> Task details
Only lines holding "ASSIGNED" are wanted; copy each of them from the records below.
+-------+
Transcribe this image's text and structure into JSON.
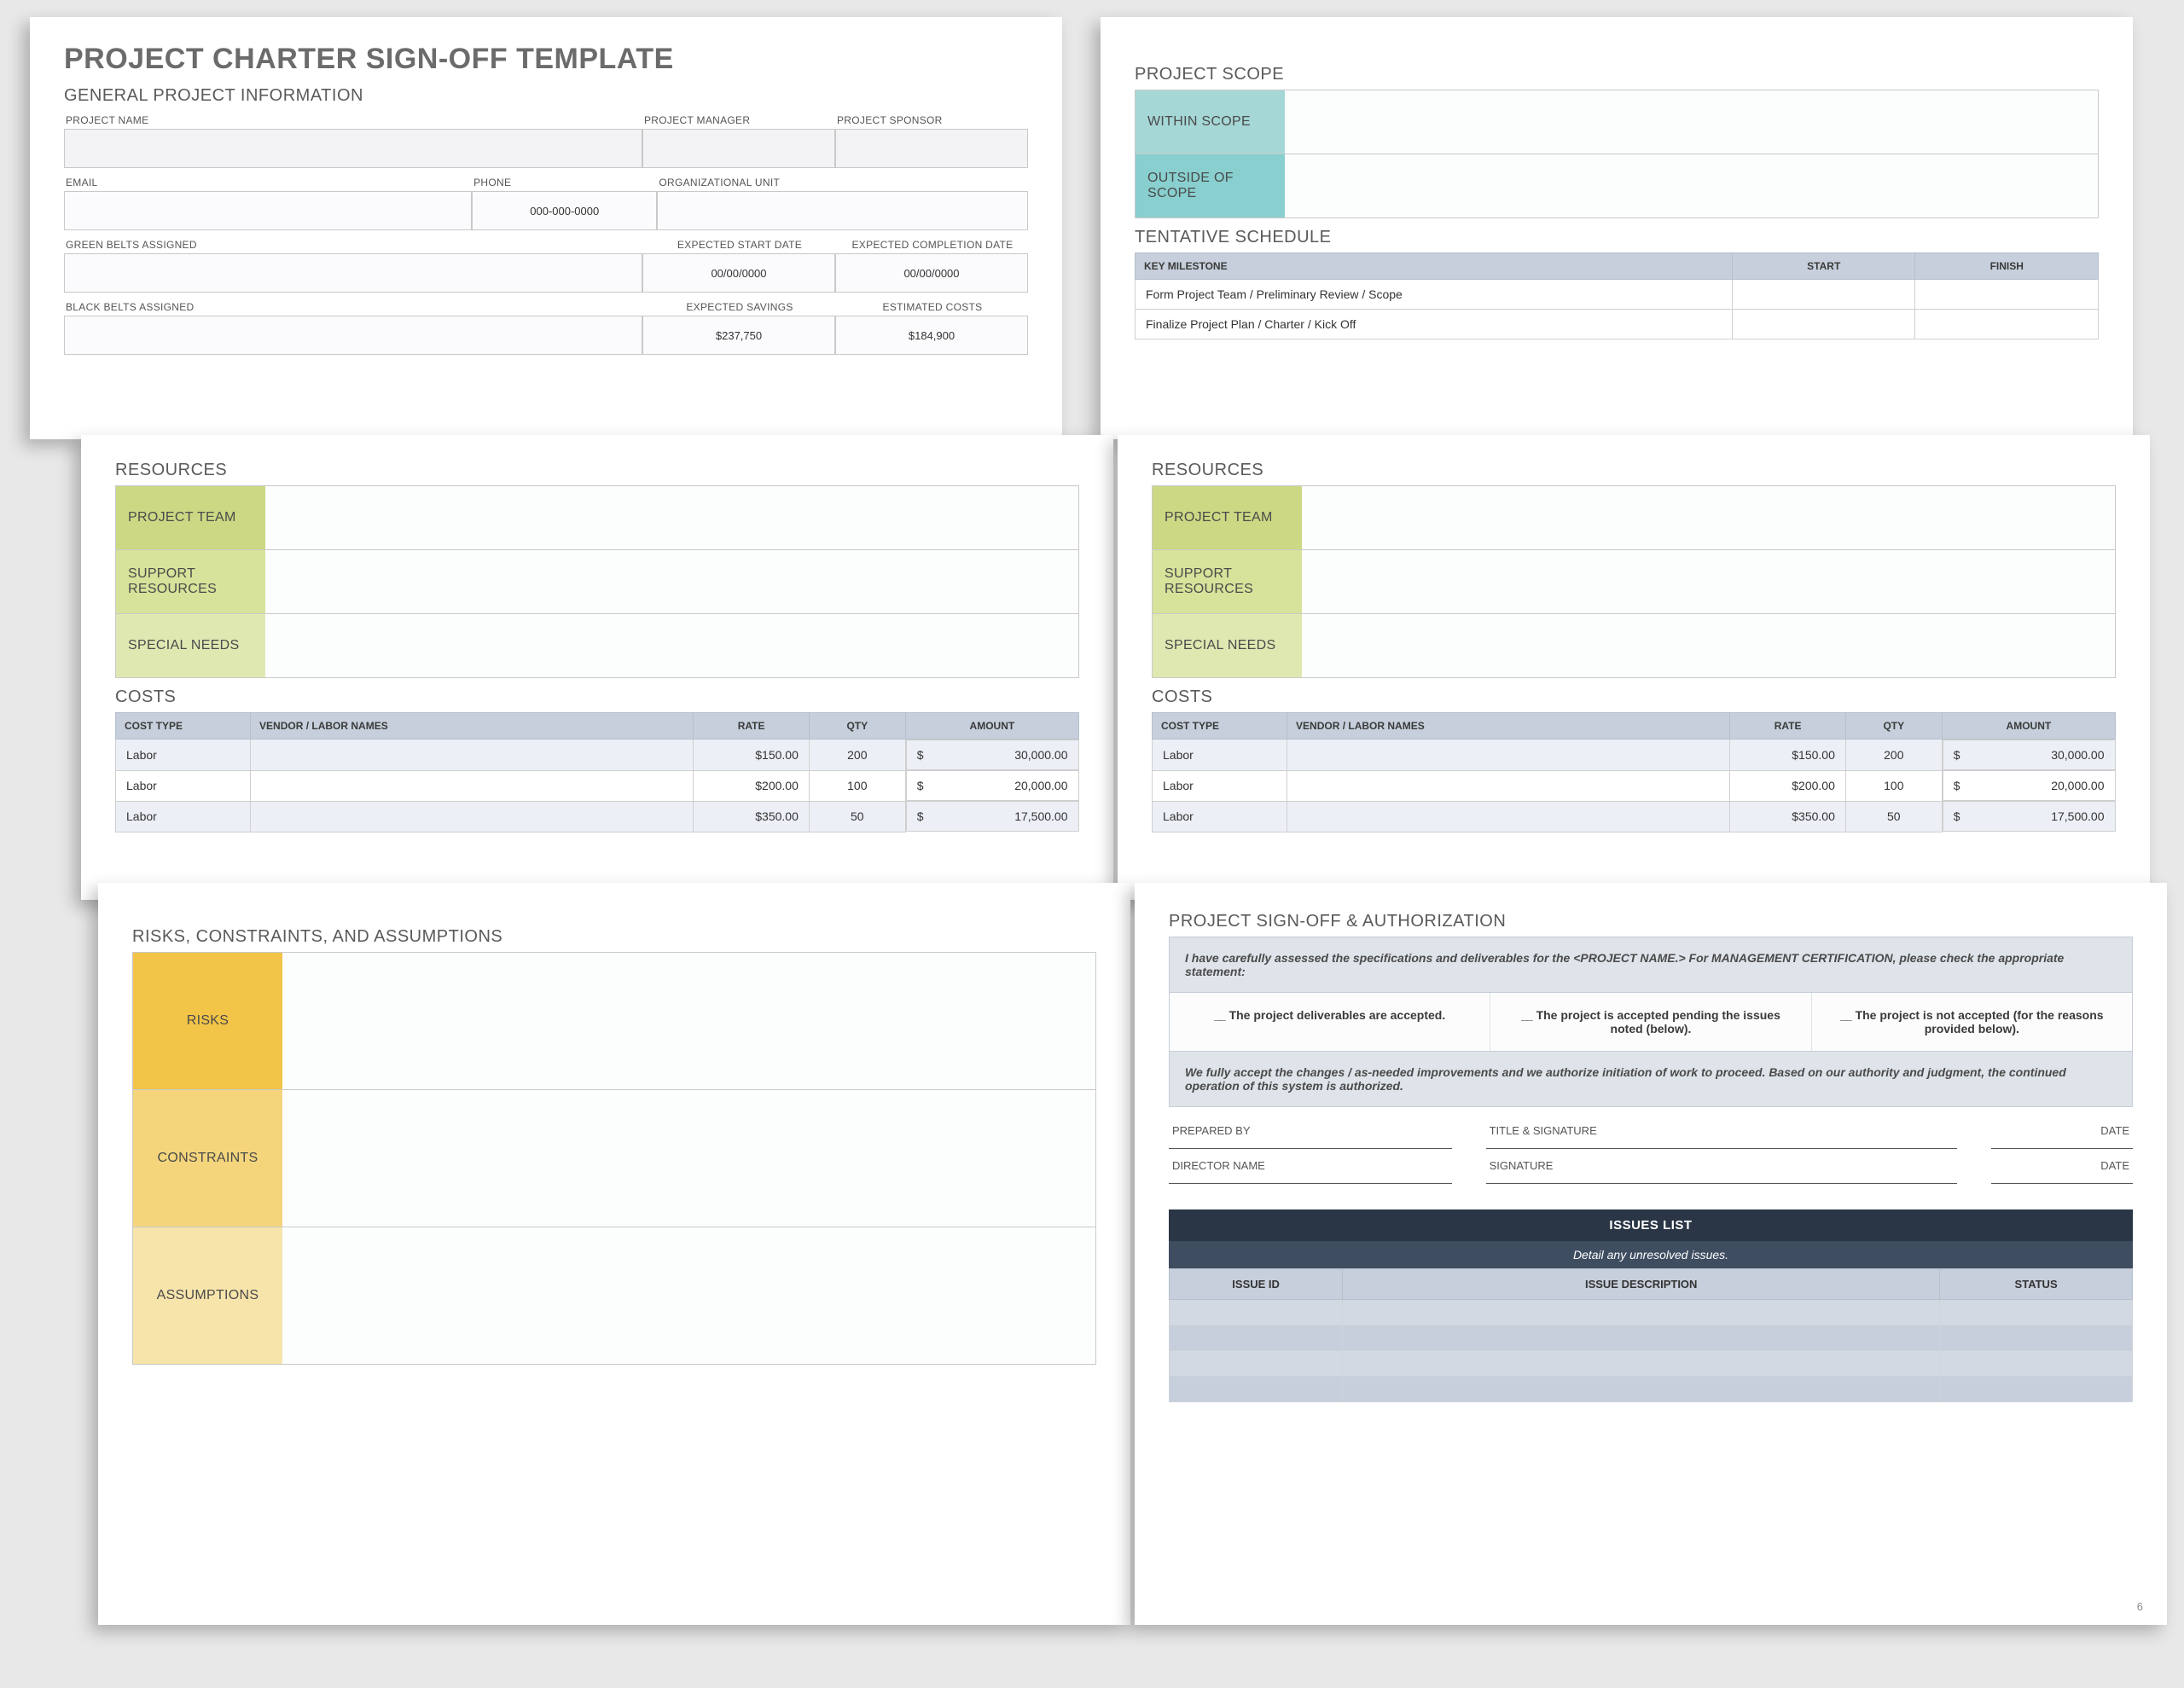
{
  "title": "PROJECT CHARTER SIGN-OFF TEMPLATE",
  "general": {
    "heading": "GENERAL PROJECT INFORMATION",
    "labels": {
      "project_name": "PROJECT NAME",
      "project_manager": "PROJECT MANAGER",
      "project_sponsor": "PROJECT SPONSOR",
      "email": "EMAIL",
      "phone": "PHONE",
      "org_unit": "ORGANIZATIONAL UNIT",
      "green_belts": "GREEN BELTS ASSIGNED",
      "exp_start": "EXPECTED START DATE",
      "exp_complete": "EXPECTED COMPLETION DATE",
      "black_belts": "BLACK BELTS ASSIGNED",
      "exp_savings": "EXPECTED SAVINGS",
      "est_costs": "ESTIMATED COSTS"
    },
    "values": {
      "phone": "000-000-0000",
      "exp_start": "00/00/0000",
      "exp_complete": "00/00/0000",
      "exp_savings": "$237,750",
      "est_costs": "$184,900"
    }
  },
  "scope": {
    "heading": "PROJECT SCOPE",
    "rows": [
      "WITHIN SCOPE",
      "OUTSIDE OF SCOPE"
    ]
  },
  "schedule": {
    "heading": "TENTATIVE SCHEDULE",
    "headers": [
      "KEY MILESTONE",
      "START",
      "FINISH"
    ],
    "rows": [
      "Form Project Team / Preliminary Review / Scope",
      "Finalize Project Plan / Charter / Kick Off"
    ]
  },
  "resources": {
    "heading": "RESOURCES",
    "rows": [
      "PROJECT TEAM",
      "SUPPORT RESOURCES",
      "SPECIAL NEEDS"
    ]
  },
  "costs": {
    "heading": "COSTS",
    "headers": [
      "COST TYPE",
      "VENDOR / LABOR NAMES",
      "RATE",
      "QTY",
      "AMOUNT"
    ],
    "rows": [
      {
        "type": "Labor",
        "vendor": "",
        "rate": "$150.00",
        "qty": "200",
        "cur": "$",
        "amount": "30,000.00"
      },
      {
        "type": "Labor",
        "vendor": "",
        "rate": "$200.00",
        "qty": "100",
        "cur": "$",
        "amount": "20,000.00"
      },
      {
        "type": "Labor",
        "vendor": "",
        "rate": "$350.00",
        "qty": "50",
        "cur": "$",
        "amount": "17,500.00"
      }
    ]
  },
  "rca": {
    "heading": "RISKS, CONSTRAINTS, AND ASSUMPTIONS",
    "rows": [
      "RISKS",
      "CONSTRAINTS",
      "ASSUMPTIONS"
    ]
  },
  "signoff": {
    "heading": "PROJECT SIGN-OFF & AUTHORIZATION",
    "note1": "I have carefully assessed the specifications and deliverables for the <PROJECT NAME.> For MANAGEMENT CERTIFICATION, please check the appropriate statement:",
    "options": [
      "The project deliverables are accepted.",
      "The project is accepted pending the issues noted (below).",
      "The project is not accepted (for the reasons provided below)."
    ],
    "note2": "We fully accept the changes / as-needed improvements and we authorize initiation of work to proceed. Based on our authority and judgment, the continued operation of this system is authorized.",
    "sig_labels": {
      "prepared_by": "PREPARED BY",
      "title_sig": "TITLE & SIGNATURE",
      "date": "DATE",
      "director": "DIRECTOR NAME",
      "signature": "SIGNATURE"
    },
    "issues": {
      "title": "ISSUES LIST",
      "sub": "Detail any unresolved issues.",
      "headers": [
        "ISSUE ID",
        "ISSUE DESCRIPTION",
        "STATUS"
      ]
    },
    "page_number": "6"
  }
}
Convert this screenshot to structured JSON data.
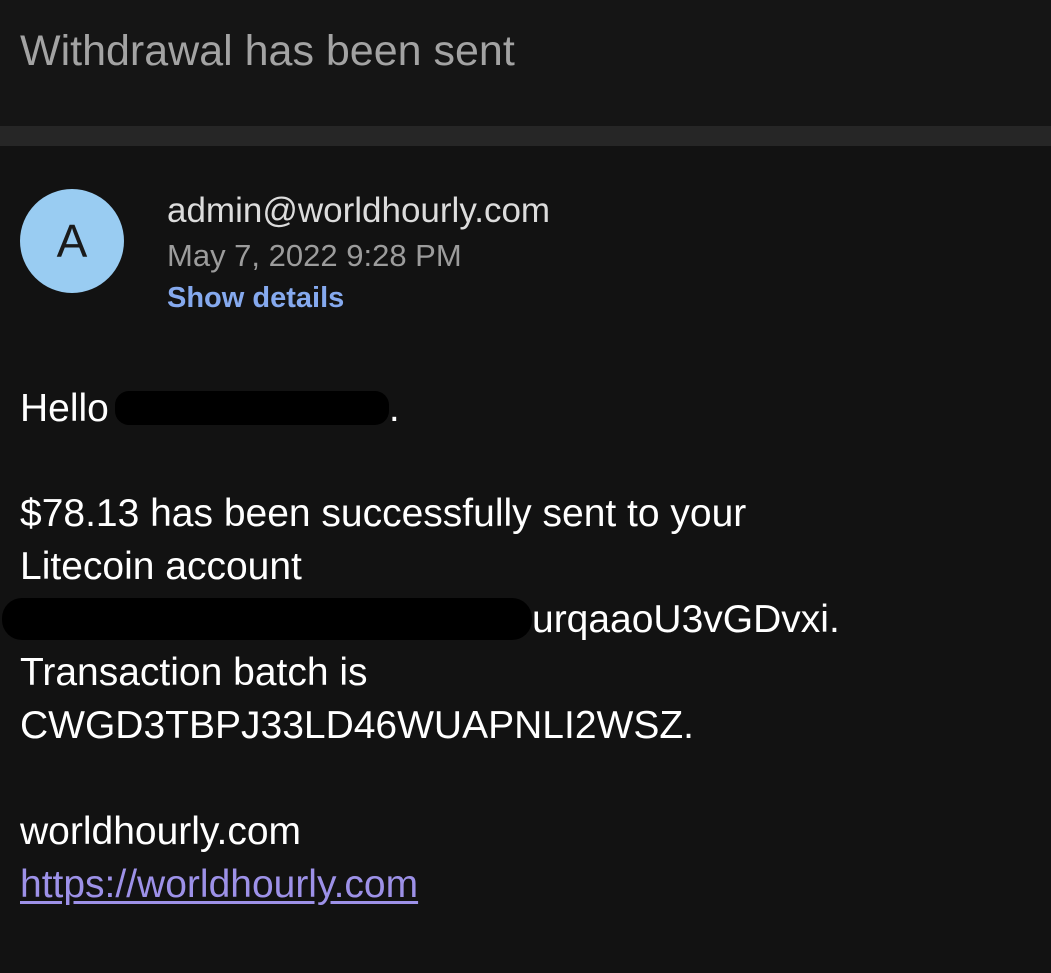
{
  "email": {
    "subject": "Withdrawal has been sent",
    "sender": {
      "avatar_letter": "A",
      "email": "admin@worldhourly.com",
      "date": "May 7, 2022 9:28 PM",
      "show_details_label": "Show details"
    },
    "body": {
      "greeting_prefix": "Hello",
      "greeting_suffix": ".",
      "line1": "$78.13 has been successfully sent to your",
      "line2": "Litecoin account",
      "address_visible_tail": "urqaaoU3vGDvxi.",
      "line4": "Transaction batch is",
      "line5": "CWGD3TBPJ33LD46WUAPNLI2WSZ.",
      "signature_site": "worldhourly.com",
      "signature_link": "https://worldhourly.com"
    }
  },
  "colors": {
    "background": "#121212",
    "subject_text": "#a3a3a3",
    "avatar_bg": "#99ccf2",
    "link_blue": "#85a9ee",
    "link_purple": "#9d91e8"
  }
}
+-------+
> Result
      "green_belts": "GREEN BELTS ASSIGNED",
      "black_belts": "BLACK BELTS ASSIGNED",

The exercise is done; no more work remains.